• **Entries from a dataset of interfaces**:
——————————
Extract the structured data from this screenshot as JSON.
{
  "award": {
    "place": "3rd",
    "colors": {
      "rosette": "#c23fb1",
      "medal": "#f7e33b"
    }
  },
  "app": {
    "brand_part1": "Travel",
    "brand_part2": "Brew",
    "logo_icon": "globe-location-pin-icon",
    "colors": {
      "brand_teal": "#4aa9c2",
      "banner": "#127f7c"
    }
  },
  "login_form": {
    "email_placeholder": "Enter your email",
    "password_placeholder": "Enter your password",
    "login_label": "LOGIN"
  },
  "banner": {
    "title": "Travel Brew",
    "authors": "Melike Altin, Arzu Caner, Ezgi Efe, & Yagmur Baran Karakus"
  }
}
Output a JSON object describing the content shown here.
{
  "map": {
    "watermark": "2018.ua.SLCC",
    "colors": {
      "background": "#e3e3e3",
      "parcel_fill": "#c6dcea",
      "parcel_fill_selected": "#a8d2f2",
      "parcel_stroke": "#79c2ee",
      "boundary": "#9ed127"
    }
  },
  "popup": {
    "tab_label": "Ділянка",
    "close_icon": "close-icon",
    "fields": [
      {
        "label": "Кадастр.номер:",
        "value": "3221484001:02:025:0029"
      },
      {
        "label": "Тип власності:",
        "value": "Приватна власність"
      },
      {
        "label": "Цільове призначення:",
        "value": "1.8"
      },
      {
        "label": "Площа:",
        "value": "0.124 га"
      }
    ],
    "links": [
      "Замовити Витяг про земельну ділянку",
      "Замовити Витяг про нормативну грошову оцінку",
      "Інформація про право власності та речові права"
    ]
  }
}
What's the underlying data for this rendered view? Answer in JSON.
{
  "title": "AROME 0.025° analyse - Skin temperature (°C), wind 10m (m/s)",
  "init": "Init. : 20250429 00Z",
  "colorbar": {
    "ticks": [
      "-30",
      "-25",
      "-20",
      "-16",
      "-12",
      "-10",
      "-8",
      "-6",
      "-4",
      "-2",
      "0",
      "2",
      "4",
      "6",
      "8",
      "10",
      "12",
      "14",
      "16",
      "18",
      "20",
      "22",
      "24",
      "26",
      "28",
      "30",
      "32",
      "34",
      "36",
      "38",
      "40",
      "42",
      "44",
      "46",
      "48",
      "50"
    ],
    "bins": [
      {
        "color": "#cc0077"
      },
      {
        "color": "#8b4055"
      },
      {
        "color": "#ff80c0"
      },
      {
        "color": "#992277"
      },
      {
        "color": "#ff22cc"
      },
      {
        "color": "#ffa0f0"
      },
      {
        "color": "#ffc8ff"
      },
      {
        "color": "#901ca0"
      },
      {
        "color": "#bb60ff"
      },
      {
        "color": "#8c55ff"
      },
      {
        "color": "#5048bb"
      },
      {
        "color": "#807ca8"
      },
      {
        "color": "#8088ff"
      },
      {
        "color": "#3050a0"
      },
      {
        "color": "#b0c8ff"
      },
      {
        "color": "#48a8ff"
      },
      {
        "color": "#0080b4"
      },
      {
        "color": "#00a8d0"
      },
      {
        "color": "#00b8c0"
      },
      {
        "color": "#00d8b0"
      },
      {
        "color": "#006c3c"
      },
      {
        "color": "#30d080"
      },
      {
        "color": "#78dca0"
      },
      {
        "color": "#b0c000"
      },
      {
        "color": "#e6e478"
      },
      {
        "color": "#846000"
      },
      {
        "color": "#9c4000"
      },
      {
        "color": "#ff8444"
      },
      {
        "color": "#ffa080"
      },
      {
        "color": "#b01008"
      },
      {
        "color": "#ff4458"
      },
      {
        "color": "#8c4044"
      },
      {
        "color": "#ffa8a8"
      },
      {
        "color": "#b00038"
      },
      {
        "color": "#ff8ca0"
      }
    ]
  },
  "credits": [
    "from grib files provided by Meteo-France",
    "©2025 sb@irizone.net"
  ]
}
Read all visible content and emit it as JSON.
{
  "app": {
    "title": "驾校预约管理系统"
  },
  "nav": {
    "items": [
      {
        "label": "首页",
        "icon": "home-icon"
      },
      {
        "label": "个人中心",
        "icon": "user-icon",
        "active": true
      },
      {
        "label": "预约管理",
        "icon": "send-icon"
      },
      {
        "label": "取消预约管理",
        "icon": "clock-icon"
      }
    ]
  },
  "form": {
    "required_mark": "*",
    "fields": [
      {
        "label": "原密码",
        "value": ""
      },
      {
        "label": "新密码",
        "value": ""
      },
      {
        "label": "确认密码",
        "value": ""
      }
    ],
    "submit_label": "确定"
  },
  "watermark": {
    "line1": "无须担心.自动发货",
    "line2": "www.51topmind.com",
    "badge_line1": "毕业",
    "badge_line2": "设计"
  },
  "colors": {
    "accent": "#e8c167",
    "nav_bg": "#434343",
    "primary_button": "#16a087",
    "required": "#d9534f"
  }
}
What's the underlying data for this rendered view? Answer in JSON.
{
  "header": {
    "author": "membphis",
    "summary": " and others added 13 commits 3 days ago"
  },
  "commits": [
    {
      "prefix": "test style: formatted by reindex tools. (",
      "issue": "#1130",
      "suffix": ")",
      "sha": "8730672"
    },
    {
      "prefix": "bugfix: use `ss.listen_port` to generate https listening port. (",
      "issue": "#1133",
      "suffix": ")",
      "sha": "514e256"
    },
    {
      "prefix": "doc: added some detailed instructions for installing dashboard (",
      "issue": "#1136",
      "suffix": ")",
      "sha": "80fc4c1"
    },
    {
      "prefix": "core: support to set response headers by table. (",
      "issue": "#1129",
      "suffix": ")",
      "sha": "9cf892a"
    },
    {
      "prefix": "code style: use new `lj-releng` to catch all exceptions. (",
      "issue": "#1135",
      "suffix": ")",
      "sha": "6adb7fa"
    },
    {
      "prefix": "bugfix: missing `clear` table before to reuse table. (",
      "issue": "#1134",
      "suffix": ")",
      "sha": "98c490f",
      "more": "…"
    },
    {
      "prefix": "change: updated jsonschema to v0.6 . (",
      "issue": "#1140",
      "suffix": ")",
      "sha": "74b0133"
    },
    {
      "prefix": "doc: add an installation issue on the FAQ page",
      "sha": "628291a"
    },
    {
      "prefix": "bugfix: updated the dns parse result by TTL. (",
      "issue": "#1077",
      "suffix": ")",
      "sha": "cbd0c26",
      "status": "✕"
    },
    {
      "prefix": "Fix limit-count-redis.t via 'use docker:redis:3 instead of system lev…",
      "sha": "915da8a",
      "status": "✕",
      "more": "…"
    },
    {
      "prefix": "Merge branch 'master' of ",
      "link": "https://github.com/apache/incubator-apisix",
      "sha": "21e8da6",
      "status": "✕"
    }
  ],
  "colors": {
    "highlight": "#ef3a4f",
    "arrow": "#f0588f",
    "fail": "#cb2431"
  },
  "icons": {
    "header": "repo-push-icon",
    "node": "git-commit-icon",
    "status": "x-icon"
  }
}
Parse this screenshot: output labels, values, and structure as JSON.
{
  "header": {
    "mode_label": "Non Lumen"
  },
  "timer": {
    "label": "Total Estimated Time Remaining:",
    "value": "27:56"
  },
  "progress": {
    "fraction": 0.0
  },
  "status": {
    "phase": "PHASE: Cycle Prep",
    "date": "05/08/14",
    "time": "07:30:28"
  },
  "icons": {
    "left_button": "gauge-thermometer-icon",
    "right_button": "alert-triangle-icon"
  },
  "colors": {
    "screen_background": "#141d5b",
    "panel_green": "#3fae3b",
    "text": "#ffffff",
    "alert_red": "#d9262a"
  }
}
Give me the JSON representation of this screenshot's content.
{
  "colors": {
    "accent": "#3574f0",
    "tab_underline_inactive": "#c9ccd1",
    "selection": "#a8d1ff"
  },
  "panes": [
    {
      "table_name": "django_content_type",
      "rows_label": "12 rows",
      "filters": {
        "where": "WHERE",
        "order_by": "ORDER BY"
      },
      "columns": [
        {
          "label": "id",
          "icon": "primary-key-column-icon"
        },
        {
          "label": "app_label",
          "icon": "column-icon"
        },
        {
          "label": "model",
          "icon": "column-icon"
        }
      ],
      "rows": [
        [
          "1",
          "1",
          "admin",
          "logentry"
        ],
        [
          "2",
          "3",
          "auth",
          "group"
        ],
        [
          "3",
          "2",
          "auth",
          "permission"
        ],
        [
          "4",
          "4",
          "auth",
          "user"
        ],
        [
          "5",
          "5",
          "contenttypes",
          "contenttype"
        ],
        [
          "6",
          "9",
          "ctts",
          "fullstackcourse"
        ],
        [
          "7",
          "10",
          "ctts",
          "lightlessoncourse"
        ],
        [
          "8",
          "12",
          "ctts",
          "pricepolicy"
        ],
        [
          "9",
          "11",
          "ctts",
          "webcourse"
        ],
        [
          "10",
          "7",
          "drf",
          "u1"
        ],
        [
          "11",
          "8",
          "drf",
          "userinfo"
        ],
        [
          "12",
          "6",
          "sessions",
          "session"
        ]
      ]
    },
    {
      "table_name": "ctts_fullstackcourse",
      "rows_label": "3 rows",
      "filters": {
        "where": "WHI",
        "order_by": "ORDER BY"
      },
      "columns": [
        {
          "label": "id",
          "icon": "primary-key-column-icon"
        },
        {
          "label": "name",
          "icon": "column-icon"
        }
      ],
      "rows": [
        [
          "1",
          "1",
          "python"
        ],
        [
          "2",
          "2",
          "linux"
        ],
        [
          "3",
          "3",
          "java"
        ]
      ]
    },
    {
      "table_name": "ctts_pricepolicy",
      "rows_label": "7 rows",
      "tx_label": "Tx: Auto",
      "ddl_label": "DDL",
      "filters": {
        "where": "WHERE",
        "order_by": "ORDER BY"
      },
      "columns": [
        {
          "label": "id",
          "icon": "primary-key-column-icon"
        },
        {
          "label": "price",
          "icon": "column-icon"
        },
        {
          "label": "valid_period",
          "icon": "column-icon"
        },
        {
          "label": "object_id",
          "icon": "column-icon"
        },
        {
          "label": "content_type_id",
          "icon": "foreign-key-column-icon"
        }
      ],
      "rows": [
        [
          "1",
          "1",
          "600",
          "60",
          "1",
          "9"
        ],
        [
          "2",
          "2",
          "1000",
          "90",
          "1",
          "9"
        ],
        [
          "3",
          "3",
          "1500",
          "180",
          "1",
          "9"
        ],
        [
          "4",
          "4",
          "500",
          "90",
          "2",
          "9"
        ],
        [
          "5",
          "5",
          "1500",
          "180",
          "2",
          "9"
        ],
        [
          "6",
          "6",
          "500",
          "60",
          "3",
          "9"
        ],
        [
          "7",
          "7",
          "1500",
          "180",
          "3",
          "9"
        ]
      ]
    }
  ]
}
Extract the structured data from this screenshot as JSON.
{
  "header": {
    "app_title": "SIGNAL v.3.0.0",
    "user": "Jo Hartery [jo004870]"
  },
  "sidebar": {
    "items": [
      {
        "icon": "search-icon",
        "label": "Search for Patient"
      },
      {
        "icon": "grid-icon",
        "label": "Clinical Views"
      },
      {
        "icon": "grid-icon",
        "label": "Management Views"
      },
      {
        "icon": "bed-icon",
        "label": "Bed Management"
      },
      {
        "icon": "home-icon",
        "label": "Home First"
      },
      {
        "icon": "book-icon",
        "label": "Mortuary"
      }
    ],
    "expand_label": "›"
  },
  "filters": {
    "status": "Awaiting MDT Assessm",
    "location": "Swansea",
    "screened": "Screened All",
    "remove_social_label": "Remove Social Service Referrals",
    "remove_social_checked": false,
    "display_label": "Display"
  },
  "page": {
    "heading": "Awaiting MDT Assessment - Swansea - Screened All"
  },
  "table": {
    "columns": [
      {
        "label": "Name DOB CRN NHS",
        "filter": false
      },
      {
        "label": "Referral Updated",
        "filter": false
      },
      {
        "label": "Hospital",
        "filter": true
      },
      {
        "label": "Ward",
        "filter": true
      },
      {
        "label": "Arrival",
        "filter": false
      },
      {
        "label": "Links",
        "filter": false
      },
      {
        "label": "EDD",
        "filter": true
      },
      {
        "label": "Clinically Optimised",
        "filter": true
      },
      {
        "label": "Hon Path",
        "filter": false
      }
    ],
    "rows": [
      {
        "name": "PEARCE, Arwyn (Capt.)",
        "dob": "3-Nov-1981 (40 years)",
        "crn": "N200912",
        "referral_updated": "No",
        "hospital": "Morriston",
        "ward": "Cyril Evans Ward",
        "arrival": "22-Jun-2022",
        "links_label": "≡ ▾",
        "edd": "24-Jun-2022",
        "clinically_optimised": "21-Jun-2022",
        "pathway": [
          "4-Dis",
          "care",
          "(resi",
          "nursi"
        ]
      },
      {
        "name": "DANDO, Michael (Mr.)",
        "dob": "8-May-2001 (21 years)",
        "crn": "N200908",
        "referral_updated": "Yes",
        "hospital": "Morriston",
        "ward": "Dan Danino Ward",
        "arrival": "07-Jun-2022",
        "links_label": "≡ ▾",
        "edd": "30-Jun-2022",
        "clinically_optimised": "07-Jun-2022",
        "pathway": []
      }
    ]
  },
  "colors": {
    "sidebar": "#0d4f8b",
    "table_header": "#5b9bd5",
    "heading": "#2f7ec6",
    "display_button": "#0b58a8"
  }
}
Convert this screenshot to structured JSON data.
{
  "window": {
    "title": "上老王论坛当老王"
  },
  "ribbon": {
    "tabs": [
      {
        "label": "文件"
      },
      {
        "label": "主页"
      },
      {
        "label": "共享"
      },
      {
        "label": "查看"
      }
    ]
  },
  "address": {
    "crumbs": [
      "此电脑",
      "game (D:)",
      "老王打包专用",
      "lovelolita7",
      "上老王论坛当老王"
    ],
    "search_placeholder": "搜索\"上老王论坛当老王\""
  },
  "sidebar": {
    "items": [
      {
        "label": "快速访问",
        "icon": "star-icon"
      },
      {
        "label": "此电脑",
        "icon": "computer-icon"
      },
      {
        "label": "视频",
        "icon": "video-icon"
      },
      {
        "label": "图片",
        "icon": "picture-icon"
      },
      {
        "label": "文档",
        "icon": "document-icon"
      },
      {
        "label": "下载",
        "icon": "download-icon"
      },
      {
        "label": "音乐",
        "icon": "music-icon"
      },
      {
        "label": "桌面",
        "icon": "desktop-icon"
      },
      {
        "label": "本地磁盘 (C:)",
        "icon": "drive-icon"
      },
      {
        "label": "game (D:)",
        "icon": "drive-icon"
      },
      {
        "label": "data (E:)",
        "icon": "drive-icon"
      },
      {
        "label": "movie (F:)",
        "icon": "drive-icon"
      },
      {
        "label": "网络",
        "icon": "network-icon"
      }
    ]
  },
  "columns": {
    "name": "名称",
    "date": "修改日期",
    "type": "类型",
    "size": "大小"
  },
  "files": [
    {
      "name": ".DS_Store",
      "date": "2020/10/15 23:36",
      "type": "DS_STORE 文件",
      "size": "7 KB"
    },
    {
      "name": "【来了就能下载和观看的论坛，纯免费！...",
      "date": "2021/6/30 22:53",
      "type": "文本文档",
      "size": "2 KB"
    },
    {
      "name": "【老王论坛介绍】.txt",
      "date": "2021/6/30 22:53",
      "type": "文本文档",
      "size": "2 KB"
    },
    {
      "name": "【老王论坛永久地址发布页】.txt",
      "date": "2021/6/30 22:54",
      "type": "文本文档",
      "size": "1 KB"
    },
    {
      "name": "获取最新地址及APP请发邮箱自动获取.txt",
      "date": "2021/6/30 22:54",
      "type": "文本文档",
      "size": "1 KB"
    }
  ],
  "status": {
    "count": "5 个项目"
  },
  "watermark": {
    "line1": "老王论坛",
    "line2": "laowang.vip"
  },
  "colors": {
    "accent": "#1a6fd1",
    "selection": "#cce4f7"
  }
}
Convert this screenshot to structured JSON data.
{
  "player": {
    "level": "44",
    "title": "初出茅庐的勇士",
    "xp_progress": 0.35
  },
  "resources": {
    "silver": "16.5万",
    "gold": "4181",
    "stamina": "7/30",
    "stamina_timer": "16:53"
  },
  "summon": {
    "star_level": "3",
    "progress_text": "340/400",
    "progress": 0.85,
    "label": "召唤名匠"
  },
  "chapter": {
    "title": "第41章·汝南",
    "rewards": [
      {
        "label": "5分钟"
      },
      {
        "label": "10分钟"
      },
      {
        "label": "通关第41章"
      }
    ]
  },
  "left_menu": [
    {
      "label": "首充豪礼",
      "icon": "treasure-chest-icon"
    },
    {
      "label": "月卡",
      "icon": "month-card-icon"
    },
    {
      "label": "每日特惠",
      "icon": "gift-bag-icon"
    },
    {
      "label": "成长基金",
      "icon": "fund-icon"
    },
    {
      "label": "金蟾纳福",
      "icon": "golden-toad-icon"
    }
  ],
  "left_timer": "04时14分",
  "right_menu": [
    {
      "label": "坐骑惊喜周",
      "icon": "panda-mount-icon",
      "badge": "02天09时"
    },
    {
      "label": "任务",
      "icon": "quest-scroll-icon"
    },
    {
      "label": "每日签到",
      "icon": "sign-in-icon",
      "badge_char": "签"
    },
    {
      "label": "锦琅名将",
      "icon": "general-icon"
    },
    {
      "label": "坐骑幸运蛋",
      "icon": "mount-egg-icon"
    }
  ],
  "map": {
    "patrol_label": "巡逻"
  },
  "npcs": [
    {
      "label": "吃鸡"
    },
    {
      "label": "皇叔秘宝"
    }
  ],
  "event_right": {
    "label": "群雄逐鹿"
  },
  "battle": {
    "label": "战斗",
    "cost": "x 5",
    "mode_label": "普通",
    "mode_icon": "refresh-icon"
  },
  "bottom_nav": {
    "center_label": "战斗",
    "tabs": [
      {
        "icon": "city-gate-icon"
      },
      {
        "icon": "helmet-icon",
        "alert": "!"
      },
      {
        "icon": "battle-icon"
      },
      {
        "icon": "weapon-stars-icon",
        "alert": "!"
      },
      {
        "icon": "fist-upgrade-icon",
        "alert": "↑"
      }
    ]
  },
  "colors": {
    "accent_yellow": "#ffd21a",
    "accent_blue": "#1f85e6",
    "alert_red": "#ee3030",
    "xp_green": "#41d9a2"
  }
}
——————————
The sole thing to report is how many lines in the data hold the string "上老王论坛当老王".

3